"The man later told me that Basayev replied, 'Ruslan will
never give bad advice, but it comes too late: I've already
taken the money.'"
¶4. (C) Khasbulatov believed Basayev long ago gave up hope of
achieving independence for Chechnya or a pan-Caucasian
Islamic state. But Basayev had no other path, and would keep
fighting until the end. It had become a way of life for him.
Therein lay the danger: Kadyrov's forces were nothing more
than mercenaries. That allowed Russia to control Kadyrov,
since Moscow could cut off Kadyrov's funding at any time, and
his fighters would disappear. But it also meant that the
fighters could defect to Basayev any time he offered them
enough money. For that reason, Khasbulatov believed Federal
forces would have to stay in Chechnya for a long time to come.
¶5. (C) Khasbulatov repeatedly called for international
conferences in Groznyy -- on economic reconstruction,
education, health, and environmental rehabilitation -- to
focus and increase international aid as part of the healing
process. He believed the UN was "inert" on Chechnya, and
said he had told Kofi Annan so himself. He believed Chechnya
needed more international attention, despite Russian policy

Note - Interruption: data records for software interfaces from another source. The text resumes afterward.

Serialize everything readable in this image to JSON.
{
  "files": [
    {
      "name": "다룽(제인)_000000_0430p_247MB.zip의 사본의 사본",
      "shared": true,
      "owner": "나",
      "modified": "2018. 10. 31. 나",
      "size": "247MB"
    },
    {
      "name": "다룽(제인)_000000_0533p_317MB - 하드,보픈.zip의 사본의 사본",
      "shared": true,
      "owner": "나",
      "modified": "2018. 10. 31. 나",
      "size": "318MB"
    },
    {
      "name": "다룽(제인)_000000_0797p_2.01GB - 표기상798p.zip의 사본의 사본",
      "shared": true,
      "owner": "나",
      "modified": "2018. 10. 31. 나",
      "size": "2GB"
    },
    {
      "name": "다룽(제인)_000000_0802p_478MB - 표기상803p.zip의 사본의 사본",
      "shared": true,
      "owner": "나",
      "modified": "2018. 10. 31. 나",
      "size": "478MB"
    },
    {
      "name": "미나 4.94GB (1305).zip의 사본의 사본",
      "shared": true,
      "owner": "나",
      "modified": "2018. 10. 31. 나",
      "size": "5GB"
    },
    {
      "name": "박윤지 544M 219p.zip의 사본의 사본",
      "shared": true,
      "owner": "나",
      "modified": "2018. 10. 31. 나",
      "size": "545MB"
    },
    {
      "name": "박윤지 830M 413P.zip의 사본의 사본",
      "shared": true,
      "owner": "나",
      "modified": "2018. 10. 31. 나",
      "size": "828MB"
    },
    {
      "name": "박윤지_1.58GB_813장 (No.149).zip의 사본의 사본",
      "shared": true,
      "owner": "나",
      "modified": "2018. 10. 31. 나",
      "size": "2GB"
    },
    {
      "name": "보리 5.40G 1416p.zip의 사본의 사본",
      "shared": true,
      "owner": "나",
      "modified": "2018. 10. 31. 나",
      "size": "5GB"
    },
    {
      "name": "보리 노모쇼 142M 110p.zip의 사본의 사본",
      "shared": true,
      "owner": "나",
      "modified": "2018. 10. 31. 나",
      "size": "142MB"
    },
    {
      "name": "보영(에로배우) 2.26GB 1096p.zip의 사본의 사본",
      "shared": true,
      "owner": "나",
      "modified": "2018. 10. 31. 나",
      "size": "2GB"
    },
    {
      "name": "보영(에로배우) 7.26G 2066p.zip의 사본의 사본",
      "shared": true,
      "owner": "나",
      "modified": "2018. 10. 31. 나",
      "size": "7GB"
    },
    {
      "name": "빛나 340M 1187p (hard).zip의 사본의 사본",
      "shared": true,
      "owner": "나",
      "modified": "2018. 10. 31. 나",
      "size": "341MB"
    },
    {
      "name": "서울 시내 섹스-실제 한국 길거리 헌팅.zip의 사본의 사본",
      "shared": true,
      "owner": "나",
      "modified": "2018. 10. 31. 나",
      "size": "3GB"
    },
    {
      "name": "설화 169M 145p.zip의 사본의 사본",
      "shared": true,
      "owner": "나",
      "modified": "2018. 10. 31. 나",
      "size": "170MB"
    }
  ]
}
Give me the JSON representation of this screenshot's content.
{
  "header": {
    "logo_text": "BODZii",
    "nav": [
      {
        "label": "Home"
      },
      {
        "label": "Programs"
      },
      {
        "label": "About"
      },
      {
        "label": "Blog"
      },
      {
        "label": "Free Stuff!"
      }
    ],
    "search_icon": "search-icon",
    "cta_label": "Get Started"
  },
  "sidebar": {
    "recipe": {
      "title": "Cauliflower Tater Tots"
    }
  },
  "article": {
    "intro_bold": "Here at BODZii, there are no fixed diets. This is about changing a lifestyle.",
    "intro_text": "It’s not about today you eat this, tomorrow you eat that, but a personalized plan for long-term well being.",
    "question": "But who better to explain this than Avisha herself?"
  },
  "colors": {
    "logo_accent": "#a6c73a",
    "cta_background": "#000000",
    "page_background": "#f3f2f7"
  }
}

that defines the issue as internal; Russian-backed
"reconstruction" efforts were a sham, in his view.
¶6. (C) Comment: Khasbulatov, slight, handsome and courtly,
sees himself as the elder statesman of the Chechen
intelligentsia. He railed against the "talentless," "empty"
people, Russians and Chechens alike, to whom Moscow has over
the years entrusted the solution of the Chechen problem. He
was especially scathing about Russia's post-Soviet security
services, whom, he said, Basayev has penetrated. He was
equally unsparing in his criticism of late Chechen president
Aslan Maskhadov. Khasbulatov clearly believes the majority
of the Chechen population thinks as he does and has no
sympathy for either the pro-Russians or the insurgents. The
conferences he proposes could potentially be useful -- but if
Russians are afraid to go to Chechnya, it is not likely that
foreign conference-goers will be willing to go there, either.